Getting a good pundit for football can be a tricky job for a tv producer and as Sportscene makes way for MOTD2 on a Sunday evening we can often see the stark contrast between those ex-pros able to be provide insight and forthright opinions with those who can’t. BBC Scotland’s propensity to chose their pundits from a pool of current players and coaches compounds this problem due to their inability to say anything controversial which may fall foul of SFA rules and the simple fact that they will be facing any player they criticse very shortly (indeed the necessity to comment on their own teams game) makes their ability to contribute nil. In American sports broadcasting the pundit is referred to as the “Color commentator”, their role to provide added insight for the casual sports fan and therefore enhancing the viewing experience – adding colour to the coverage.
In all sports it can be a difficult job, especially for the newly retired pro – potentially criticizing former colleagues who may still be friends. Cricket relies heavily on former players and we have recently seen England captain Alistair Cook fall out with friend Graeme Swann over comments about his captaincy. Whilst there is no value to the Mark Hately style of punditry where every incident at Ibrox must have a positive spin (the new signing phenomenon) equally a pundit who only criticizes may get attention but is rarely listened to.
And so onto Sunday. I recall hearing at the time that Gordon Strachan arrived at Celtic Park with a new broom strategy. The players had become stale and unfit. He was going to shake things up and people would either change or move on. Alan Thompson and Chris Sutton were two who decided that moving on was the best option. It was no surprise therefore that during the BT coverage of the Dundee v Celtic game if WGS said Black Chris Sutton said white however the recent criticism of Deila by some pundits – and Sutton on Sunday has really surprised me.
Don’t get me wrong I get it. I understand that in the modern world pundits and the press are under pressure to say something controversial , grab attention. As I state above however if it adds no value and has no merit it is worthless. I mentioned cricket and perhaps the most famous pundit there is Geoff Boycott. He loves making references about how is mum could have done better, hit a better shot with a stick of rhubarb etc, but behind the bluster there is always an understanding, always a constructive element to the criticism.
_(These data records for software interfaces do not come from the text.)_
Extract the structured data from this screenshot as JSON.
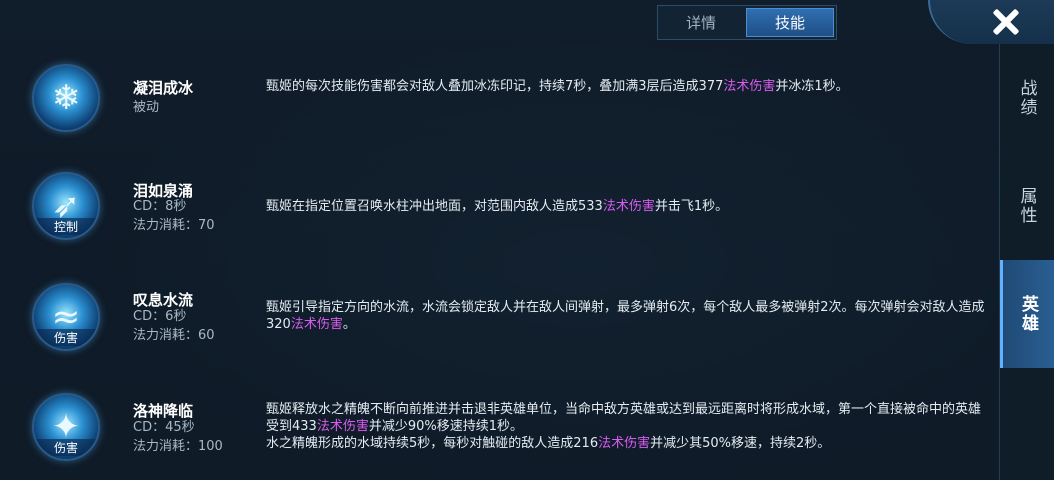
{
  "tabs": [
    {
      "label": "详情",
      "active": false
    },
    {
      "label": "技能",
      "active": true
    }
  ],
  "sidenav": [
    {
      "label": "战绩",
      "active": false
    },
    {
      "label": "属性",
      "active": false
    },
    {
      "label": "英雄",
      "active": true
    }
  ],
  "skills": [
    {
      "name": "凝泪成冰",
      "type": "被动",
      "icon": "snowflake-icon",
      "desc_a": "甄姬的每次技能伤害都会对敌人叠加冰冻印记，持续7秒，叠加满3层后造成377",
      "desc_magic": "法术伤害",
      "desc_b": "并冰冻1秒。"
    },
    {
      "name": "泪如泉涌",
      "cd": "CD：8秒",
      "cost": "法力消耗：70",
      "tag": "控制",
      "icon": "water-burst-icon",
      "desc_a": "甄姬在指定位置召唤水柱冲出地面，对范围内敌人造成533",
      "desc_magic": "法术伤害",
      "desc_b": "并击飞1秒。"
    },
    {
      "name": "叹息水流",
      "cd": "CD：6秒",
      "cost": "法力消耗：60",
      "tag": "伤害",
      "icon": "water-stream-icon",
      "desc_a": "甄姬引导指定方向的水流，水流会锁定敌人并在敌人间弹射，最多弹射6次，每个敌人最多被弹射2次。每次弹射会对敌人造成320",
      "desc_magic": "法术伤害",
      "desc_b": "。"
    },
    {
      "name": "洛神降临",
      "cd": "CD：45秒",
      "cost": "法力消耗：100",
      "tag": "伤害",
      "icon": "water-spirit-icon",
      "desc_a": "甄姬释放水之精魄不断向前推进并击退非英雄单位，当命中敌方英雄或达到最远距离时将形成水域，第一个直接被命中的英雄受到433",
      "desc_magic": "法术伤害",
      "desc_b": "并减少90%移速持续1秒。",
      "desc_c": "水之精魄形成的水域持续5秒，每秒对触碰的敌人造成216",
      "desc_magic2": "法术伤害",
      "desc_d": "并减少其50%移速，持续2秒。"
    }
  ]
}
Geoffrey will make the controversial critical comment, but immediately follow up with a comment about having been in that situation, he will then offer up what the player could/should have done, even offer a reason for the mistake. Despite first impressions he does not criticise and slaughter the player for effect or due to personal dislike and his comments have merit because he’s been there and done it.
Sutton on Sunday (and over the recent weeks) along with other former players appears to be criticizing with no construction. Granted the lack of support the board have so far shown deserves criticism, but the speed with which they have slaughtered the manager has really taken me aback. Indeed Sutton in particular should know better as he has given management a try. It didn’t go well and eventually Sutton stepped away but he gave it a shot for more than 3 or 4 competitive games. Sutton was manager of Lincoln City for 50 games, winning 14. Sutton had a win rate of 28%. I therefore find it peculiar that Chris Sutton, who did not succeed as a manager but was given time to do so, should be so severe with the new Celtic manager who is patently trying to implement something new.
Deila hopefully will, but possibly won’t, succeed as Celtic manager. It is to all of our benefits if he does. The team wins and the team will win with an attacking brand of football. Either way I want to know the manager was given sufficient time. Of all the people who should know that managers need time it should be Chris with his 28%. I just hope that Chris, big John and others aren’t letting personal feelings over the departure of Neil Lennon cloud their judgment.
As I say, punditry without substance has no value.